By building a culture that venerates the principles of literacy, we may yet save ourselves from a grim future of literary haves and have-nots.

Libraries are the cornerstone of civil society, of the liberal democracy that we’ve come to cherish. We must not allow them to crumble into disuse.

...Our libraries require all the love and care we can give them, for libraries don’t just preserve the wisdom of the past; they contain the seeds of a better future.

For fifty years, Wildwood’s library has performed a mission that’s absolutely critical to Alberta’s continued prosperity: maintaining and improving the literacy of our people.

And we cannot underestimate the importance of that mission, for learning to read is the first duty of every citizen; teaching another to do so is the second; using that ability to maintain your education and the education of others is the third. As Gandhi once said, “The best way to find yourself is to lose yourself in the service of others.”

With those words in mind, I think we owe it to ourselves and to future generations to serve others by keeping learning and literacy alive. One day, hopefully not so very far in the future, everyone on this Earth will enjoy the gift of literacy, and when that day arrives, we’ll be one giant leap closer to building a more just, more peaceful, more prosperous world.

The future of our country absolutely depends upon a literate population, and attaining that goal involves not only vigorous support of our public schools, universities, and public libraries, but also public health care and the fine arts.

All of these institutions, when taken together, form the foundation of a prosperous, literate culture, and we must not neglect any one of these institutions for the sake of another.

As I grow older, I've been thinking more and more about what kind of future the next generation can hope to expect.

While human beings have made a lot of progress, especially in the last hundred years, we also have a long way yet to travel.

Some of the problems we face—hunger, crime, disease, poverty, racism, war—seem almost insurmountable.

It's no wonder that many of our young people have cynical attitudes about their future prospects for employment and a good life.

But we can bury that cynicism if we work together, young and old, to fight poverty, injustice, and racism.

And the best way to build a better world for our children is to fight for our public libraries and public schools.

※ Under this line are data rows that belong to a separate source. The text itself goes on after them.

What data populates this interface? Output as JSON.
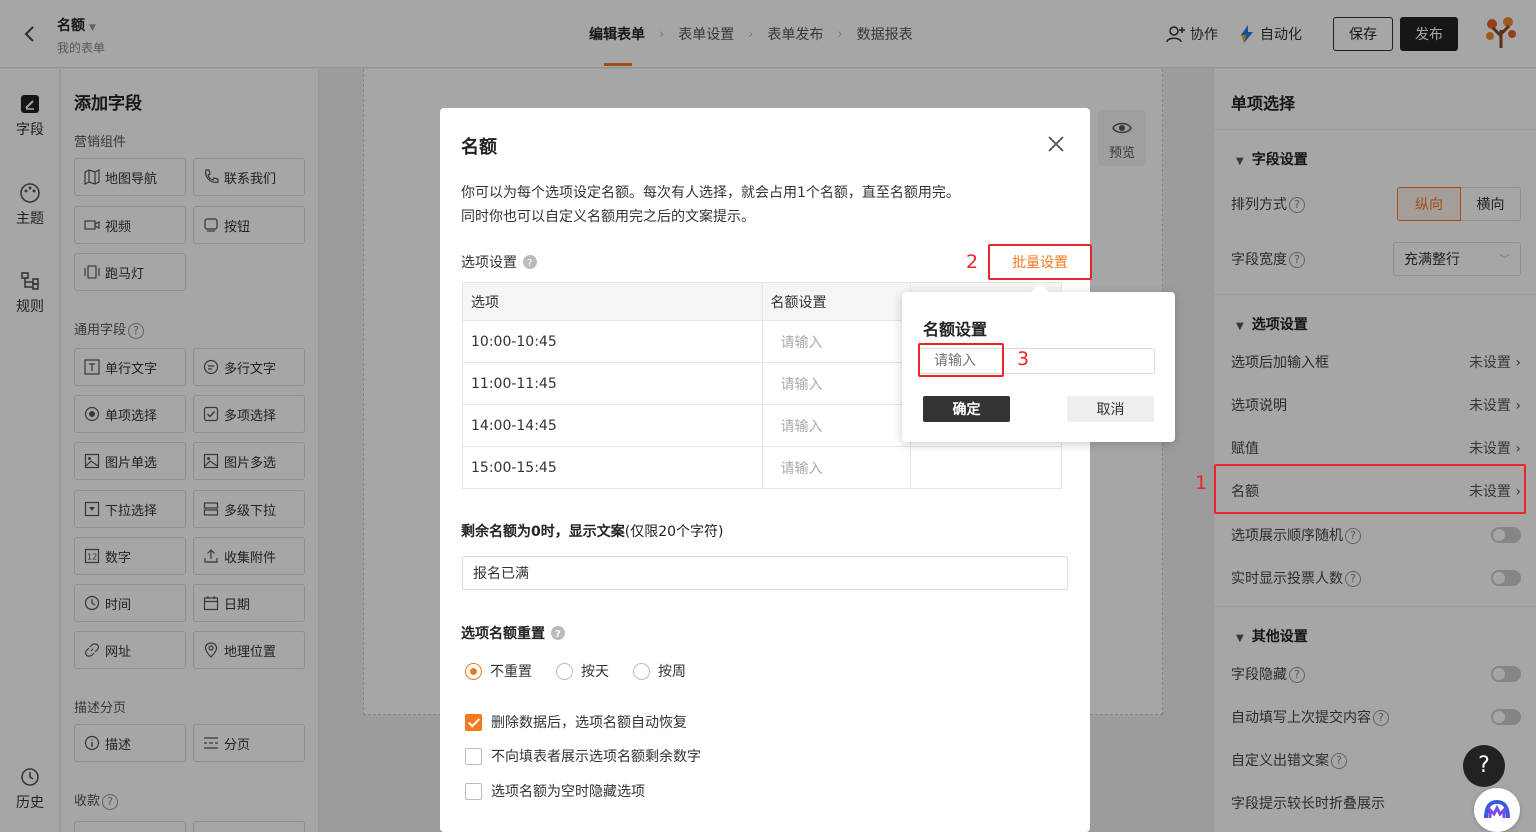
{
  "header": {
    "title": "名额",
    "subtitle": "我的表单",
    "steps": [
      "编辑表单",
      "表单设置",
      "表单发布",
      "数据报表"
    ],
    "collab_label": "协作",
    "automation_label": "自动化",
    "save_label": "保存",
    "publish_label": "发布"
  },
  "rail": {
    "items": [
      "字段",
      "主题",
      "规则"
    ],
    "history_label": "历史"
  },
  "field_panel": {
    "title": "添加字段",
    "groups": [
      "营销组件",
      "通用字段",
      "描述分页",
      "收款"
    ],
    "marketing": [
      "地图导航",
      "联系我们",
      "视频",
      "按钮",
      "跑马灯"
    ],
    "general": [
      "单行文字",
      "多行文字",
      "单项选择",
      "多项选择",
      "图片单选",
      "图片多选",
      "下拉选择",
      "多级下拉",
      "数字",
      "收集附件",
      "时间",
      "日期",
      "网址",
      "地理位置"
    ],
    "describe": [
      "描述",
      "分页"
    ]
  },
  "preview_label": "预览",
  "right_panel": {
    "title": "单项选择",
    "field_settings": "字段设置",
    "arrange_label": "排列方式",
    "arrange_vertical": "纵向",
    "arrange_horizontal": "横向",
    "width_label": "字段宽度",
    "width_value": "充满整行",
    "option_settings": "选项设置",
    "rows": [
      {
        "label": "选项后加输入框",
        "value": "未设置"
      },
      {
        "label": "选项说明",
        "value": "未设置"
      },
      {
        "label": "赋值",
        "value": "未设置"
      },
      {
        "label": "名额",
        "value": "未设置"
      }
    ],
    "random_label": "选项展示顺序随机",
    "realtime_label": "实时显示投票人数",
    "other_settings": "其他设置",
    "hide_label": "字段隐藏",
    "autofill_label": "自动填写上次提交内容",
    "custom_error_label": "自定义出错文案",
    "collapse_label": "字段提示较长时折叠展示"
  },
  "modal": {
    "title": "名额",
    "desc_line1": "你可以为每个选项设定名额。每次有人选择，就会占用1个名额，直至名额用完。",
    "desc_line2": "同时你也可以自定义名额用完之后的文案提示。",
    "option_settings_label": "选项设置",
    "batch_label": "批量设置",
    "table_headers": [
      "选项",
      "名额设置"
    ],
    "table_rows": [
      "10:00-10:45",
      "11:00-11:45",
      "14:00-14:45",
      "15:00-15:45"
    ],
    "input_placeholder": "请输入",
    "zero_label_bold": "剩余名额为0时，显示文案",
    "zero_label_note": "(仅限20个字符)",
    "zero_value": "报名已满",
    "reset_label": "选项名额重置",
    "reset_options": [
      "不重置",
      "按天",
      "按周"
    ],
    "reset_selected": "不重置",
    "checkboxes": [
      {
        "label": "删除数据后，选项名额自动恢复",
        "checked": true
      },
      {
        "label": "不向填表者展示选项名额剩余数字",
        "checked": false
      },
      {
        "label": "选项名额为空时隐藏选项",
        "checked": false
      }
    ]
  },
  "popover": {
    "title": "名额设置",
    "placeholder": "请输入",
    "ok_label": "确定",
    "cancel_label": "取消"
  },
  "annotations": [
    "1",
    "2",
    "3"
  ],
  "help_label": "?",
  "colors": {
    "accent": "#f47a20",
    "annotation_red": "#e8262b",
    "dark_button": "#222222"
  }
}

If I could bestow one gift upon young people, it would be a good education, an education rich in literature, science, mathematics, history, crafts, sport, and the fine arts. It would be an education with no shortage of excellent teachers and a full supply of the world's best books.

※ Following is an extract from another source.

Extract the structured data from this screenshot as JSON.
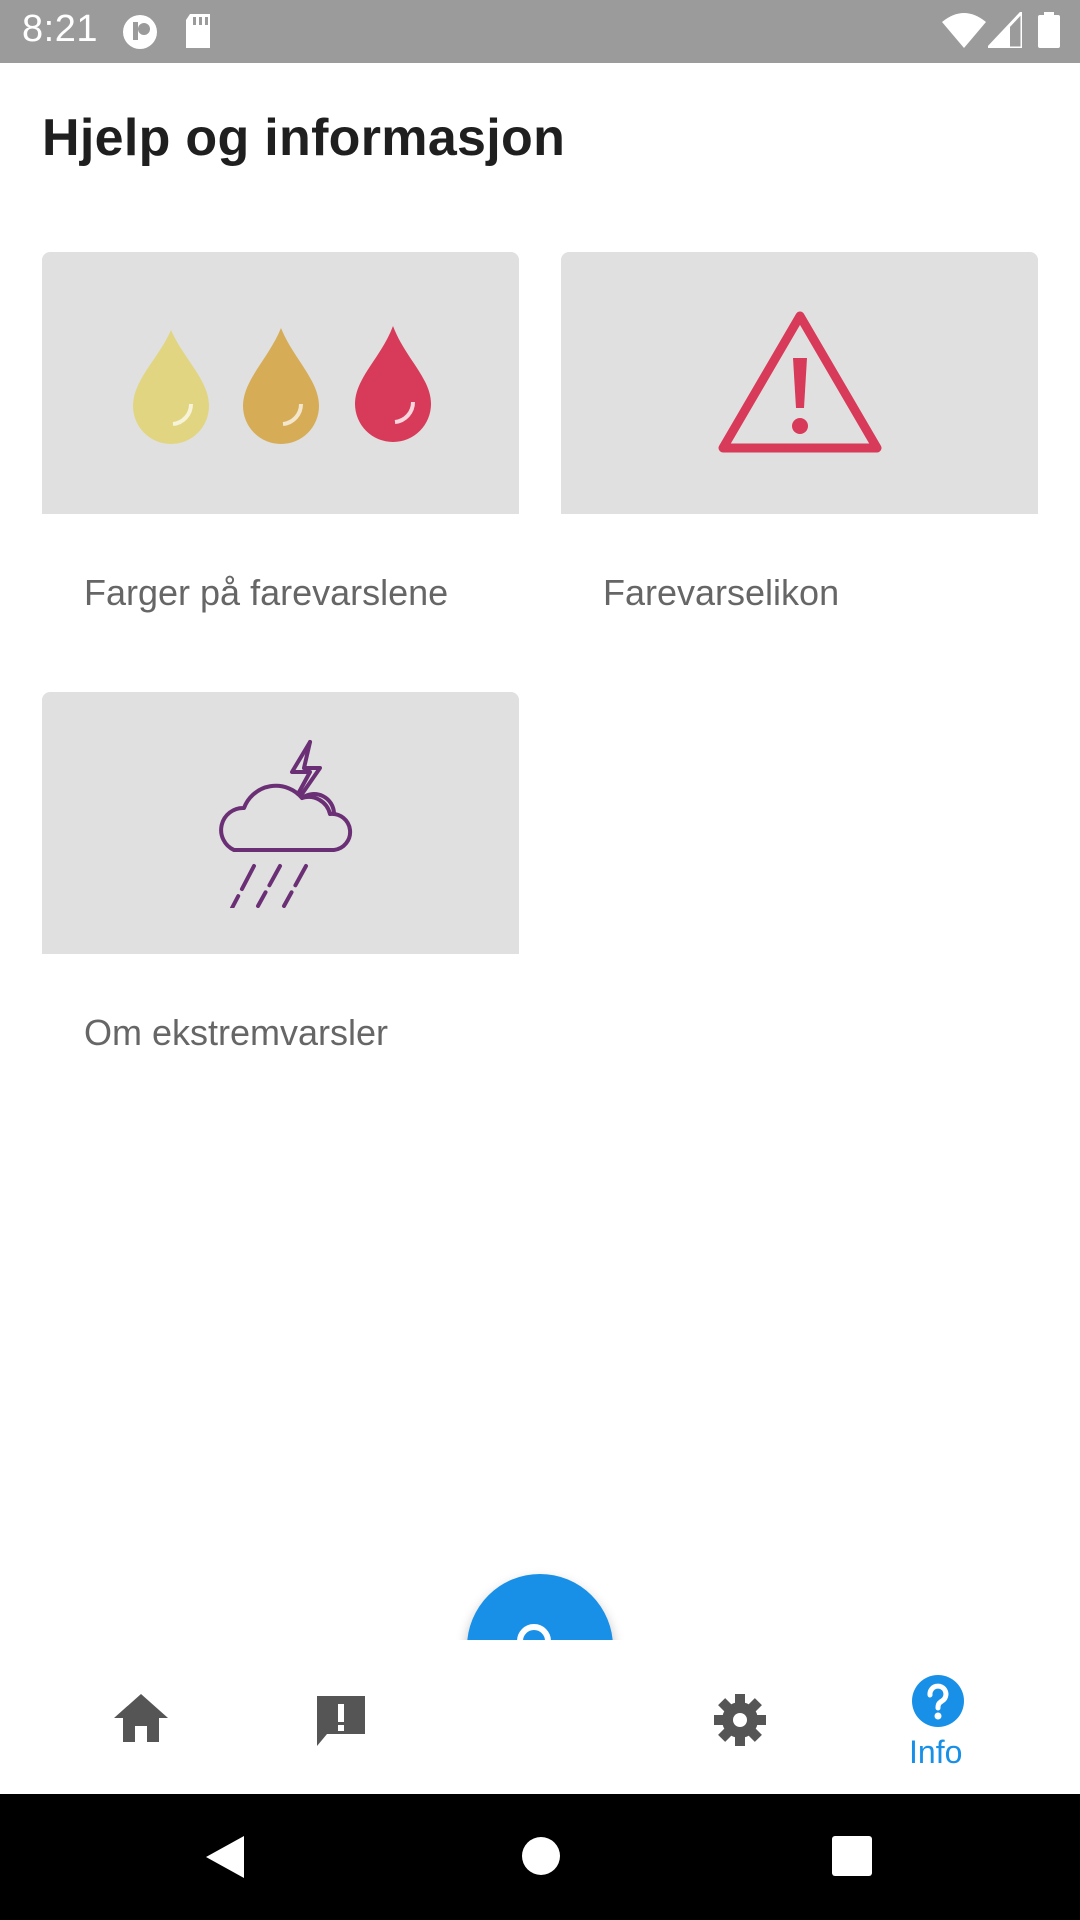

And part of that ideal education would include teaching youth about community responsibility, public awareness, trustworthiness, respect, and compassion for their fellows.

Education doesn't just provide the next generation with the knowledge and skills they need to prosper; it also gives them the tools they need to make ethical choices.

Whenever I wonder why we’ve been put on this Earth, the example of the men and women I’ve known gives me my answer: we’re here to help, and to make the world a better place. Any chance we have to make a positive difference, as you have by supporting your library, should be taken: it’s a blessing.

...We all have a very personal stake in libraries, and so we have a responsibility to take a more active role in their maintenance and growth.

In a world of changes, contributing to the health of your library is one of the only legacies that really lasts.

And in building a legacy for your loved ones, you’re also investing in a more literate, more enlightened world.

Thank you, and enjoy your library.

1 comment:

fan for life said...

As I read the funding anouncement I had a vision of Lois speaking passionately about librairies and public education. Thanks for helping Lois. She was a great L-G.